BATON ROUGE (AP) — Staff at Louisiana’s abortion clinics spent Monday calling patients to cancel procedures and direct them to resources in other states as Louisiana’s near total abortion ban is once-again in effect.
For weeks, access to abortion in Louisiana has been flickering — with the state’s three clinics relying on rulings and temporary restraining orders, that allowed them to continue operations. But procedures came to a screeching halt Friday afternoon after an appeals court ruled that Louisiana Attorney General Jeff Landry can enforce the ban while ongoing legal challenges play out in court.
“Once again, politics has superseded medical expertise and commonsense,” Amy Irvin, a spokeswoman for abortion clinics in New Orleans and Baton Rouge, said Monday. “We remain hopeful that the Court will ultimately act with compassion and empathy on behalf of women seeking abortion in Louisiana.”

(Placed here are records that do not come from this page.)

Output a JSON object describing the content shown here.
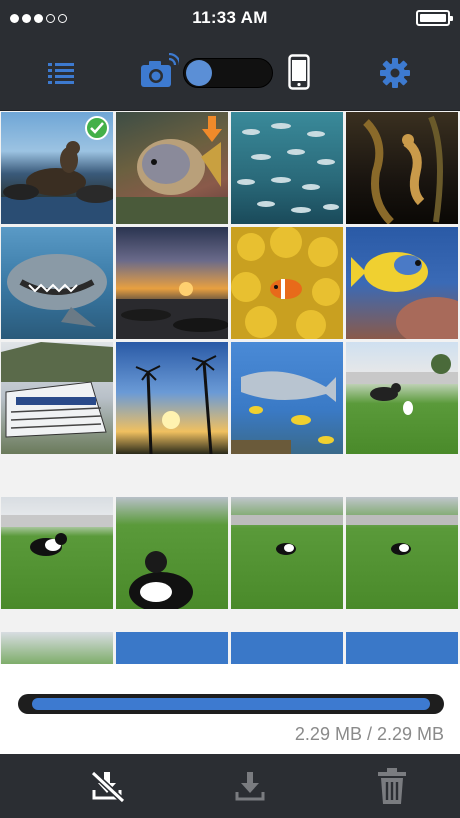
{
  "status_bar": {
    "time": "11:33 AM",
    "signal_dots_filled": 3,
    "signal_dots_total": 5,
    "battery_level": 1.0
  },
  "toolbar": {
    "list_icon": "list-icon",
    "camera_icon": "camera-wifi-icon",
    "phone_icon": "smartphone-icon",
    "settings_icon": "gear-icon",
    "source_toggle_position": "camera",
    "accent": "#3d7ad0"
  },
  "gallery": {
    "tiles": [
      {
        "subject": "sea lion on rocks",
        "selected": true
      },
      {
        "subject": "angelfish on reef",
        "downloading": true
      },
      {
        "subject": "school of fish"
      },
      {
        "subject": "seahorse in seaweed"
      },
      {
        "subject": "shark underwater"
      },
      {
        "subject": "sunset over rocky shore"
      },
      {
        "subject": "clownfish in anemone"
      },
      {
        "subject": "yellow angelfish"
      },
      {
        "subject": "dive boat"
      },
      {
        "subject": "palm trees at sunset"
      },
      {
        "subject": "shark with yellow fish"
      },
      {
        "subject": "dog with frisbee on lawn"
      },
      {
        "subject": "dog on lawn wide angle"
      },
      {
        "subject": "dog close up on lawn"
      },
      {
        "subject": "dog on lawn"
      },
      {
        "subject": "dog on lawn"
      },
      {
        "subject": "lawn"
      },
      {
        "subject": "sky"
      },
      {
        "subject": "sky"
      },
      {
        "subject": "sky"
      }
    ]
  },
  "progress": {
    "fraction": 1.0,
    "text": "2.29 MB / 2.29 MB"
  },
  "bottom_bar": {
    "cancel_download_icon": "download-cancel-icon",
    "download_icon": "download-icon",
    "delete_icon": "trash-icon"
  }
}
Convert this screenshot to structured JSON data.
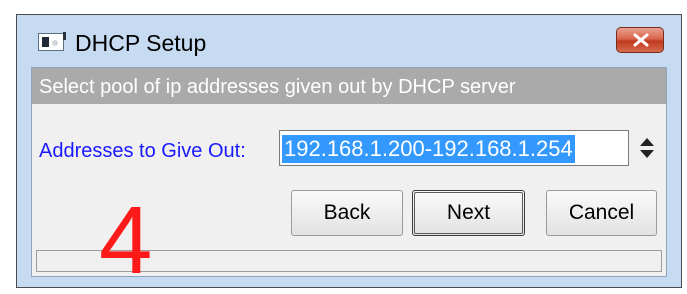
{
  "window": {
    "title": "DHCP Setup",
    "icons": {
      "app": "winbox-app-icon",
      "close": "close-icon"
    }
  },
  "banner": {
    "text": "Select pool of ip addresses given out by DHCP server"
  },
  "form": {
    "addresses_label": "Addresses to Give Out:",
    "addresses_value": "192.168.1.200-192.168.1.254",
    "spinner_icon": "up-down-arrows-icon"
  },
  "buttons": {
    "back": "Back",
    "next": "Next",
    "cancel": "Cancel"
  },
  "annotation": {
    "step_number": "4"
  },
  "colors": {
    "label": "#1a1aff",
    "selection": "#3399ff",
    "banner": "#aaaaaa",
    "annotation": "#ff1a1a",
    "close_button": "#c23a20"
  }
}
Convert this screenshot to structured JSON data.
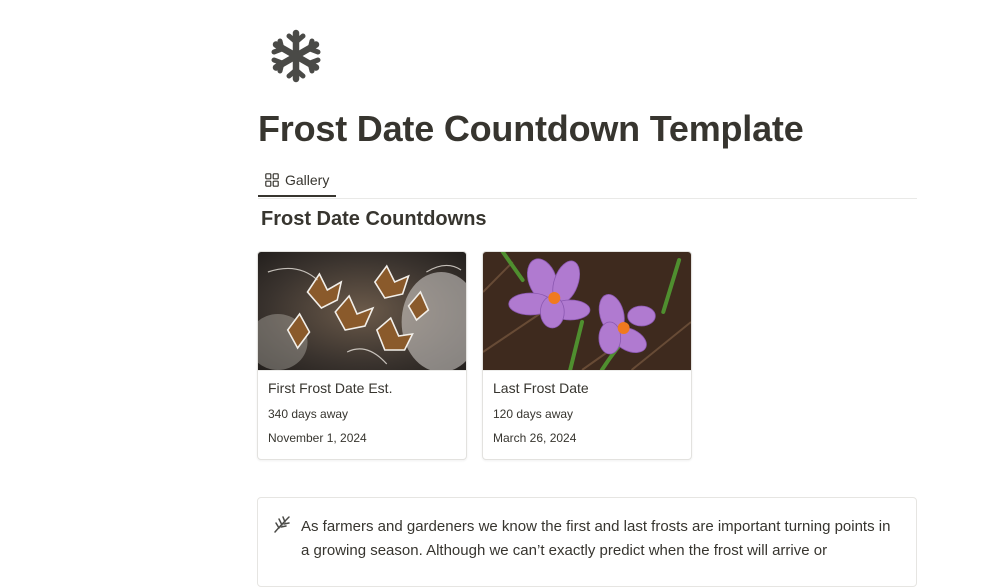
{
  "page": {
    "icon": "snowflake-icon",
    "title": "Frost Date Countdown Template"
  },
  "view_tabs": [
    {
      "icon": "gallery-grid-icon",
      "label": "Gallery"
    }
  ],
  "database": {
    "title": "Frost Date Countdowns",
    "cards": [
      {
        "cover": "frosted-leaves-photo",
        "title": "First Frost Date Est.",
        "countdown": "340 days away",
        "date": "November 1, 2024"
      },
      {
        "cover": "purple-crocus-photo",
        "title": "Last Frost Date",
        "countdown": "120 days away",
        "date": "March 26, 2024"
      }
    ]
  },
  "callout": {
    "icon": "sprout-branch-icon",
    "text": "As farmers and gardeners we know the first and last frosts are important turning points in a growing season. Although we can’t exactly predict when the frost will arrive or"
  },
  "colors": {
    "text": "#37352f",
    "icon": "#4a4a47",
    "border": "#e3e2df"
  }
}
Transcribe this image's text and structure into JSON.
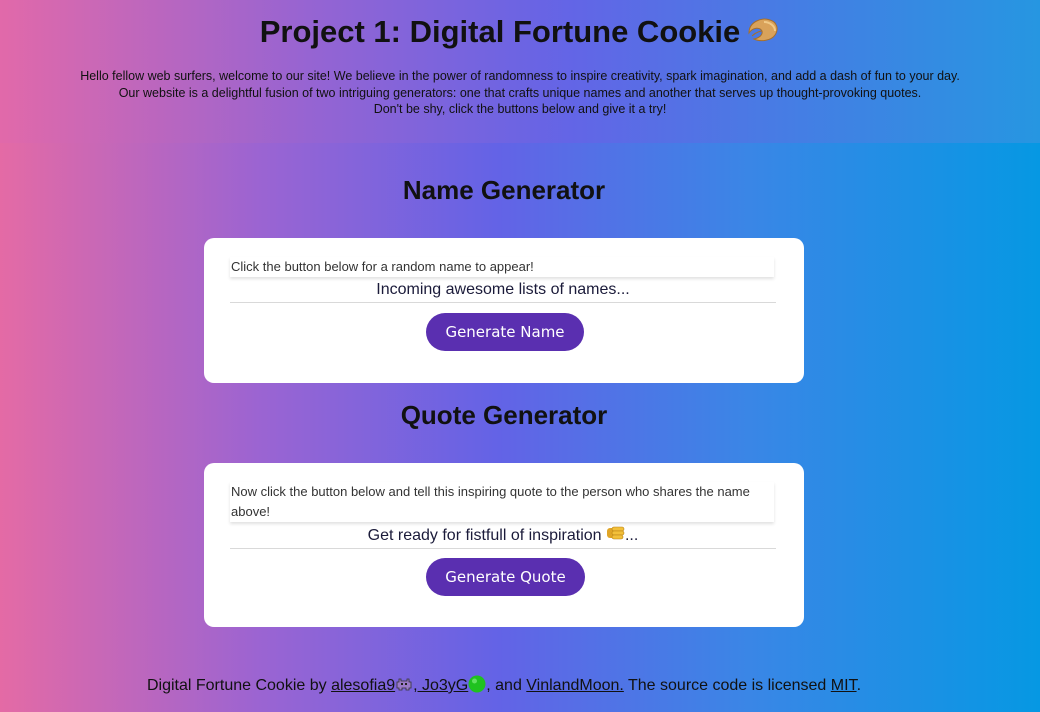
{
  "header": {
    "title": "Project 1: Digital Fortune Cookie",
    "title_icon": "fortune-cookie-icon",
    "intro_lines": [
      "Hello fellow web surfers, welcome to our site! We believe in the power of randomness to inspire creativity, spark imagination, and add a dash of fun to your day.",
      "Our website is a delightful fusion of two intriguing generators: one that crafts unique names and another that serves up thought-provoking quotes.",
      "Don't be shy, click the buttons below and give it a try!"
    ]
  },
  "name_generator": {
    "title": "Name Generator",
    "prompt": "Click the button below for a random name to appear!",
    "output": "Incoming awesome lists of names...",
    "button_label": "Generate Name"
  },
  "quote_generator": {
    "title": "Quote Generator",
    "prompt": "Now click the button below and tell this inspiring quote to the person who shares the name above!",
    "output_text": "Get ready for fistfull of inspiration ",
    "output_icon": "fist-icon",
    "output_suffix": "...",
    "button_label": "Generate Quote"
  },
  "footer": {
    "prefix": "Digital Fortune Cookie by ",
    "author1": "alesofia9",
    "author1_icon": "alien-monster-icon",
    "separator1": ", ",
    "author2": "Jo3yG",
    "author2_icon": "green-circle-icon",
    "separator2": ", and ",
    "author3": "VinlandMoon.",
    "license_text": " The source code is licensed ",
    "license_link": "MIT",
    "suffix": "."
  },
  "colors": {
    "button": "#5a2fb0",
    "card": "#ffffff",
    "gradient_left": "#e46aa5",
    "gradient_right": "#0698e3"
  }
}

Staff at the clinics in southern Louisiana were working to notify 120 patients, scheduled for appointments this week, about the ban being enforced once again. Not only are patients being directed to clinics outside of the state, but Irvin said the clinics also are looking to relocate to a state “that respects and values women’s bodily autonomy.”
Additionally, staff at Hope Medical Group for Women in Shreveport — which is at the center of the legal challenge — are still providing help.
“We are not providing abortions, but we are not closed,” Kathaleen Pittman, director of the Norther Louisiana clinic, said Monday. “We are manning the phones and trying to help people navigate care as best we can within the limits of the law as we consider our options.”
Following the U.S. Supreme Court’s decision last month to end constitutional protections for abortion, Louisiana’s ban has taken effect and been blocked multiple times. Since then, 249 abortions have been reported to the Louisiana Department of Health, according to data released last week.
On July 21, state Judge Donald Johnson issued a preliminary injunction that allowed clinics to continue providing abortions while a lawsuit over the ban continued. However, just eight days later, Landry took the fight to enforce the ban to a state appeals court – which ruled in his favor.
The ban went into effect later that same day, the third time the ban has gone into effect. It does not have exceptions for rape or incest.
Joanna Wright, an attorney for the plaintiffs, said it was “disappointing” that the First Circuit ruled without first allowing plaintiffs an opportunity to file opposition to the motion. She said the court “essentially eliminated critical health care services in the state.”
While the plaintiffs don’t deny the state can now ban abortion, they argue that the law’s provisions are contradictory and unconstitutionally vague.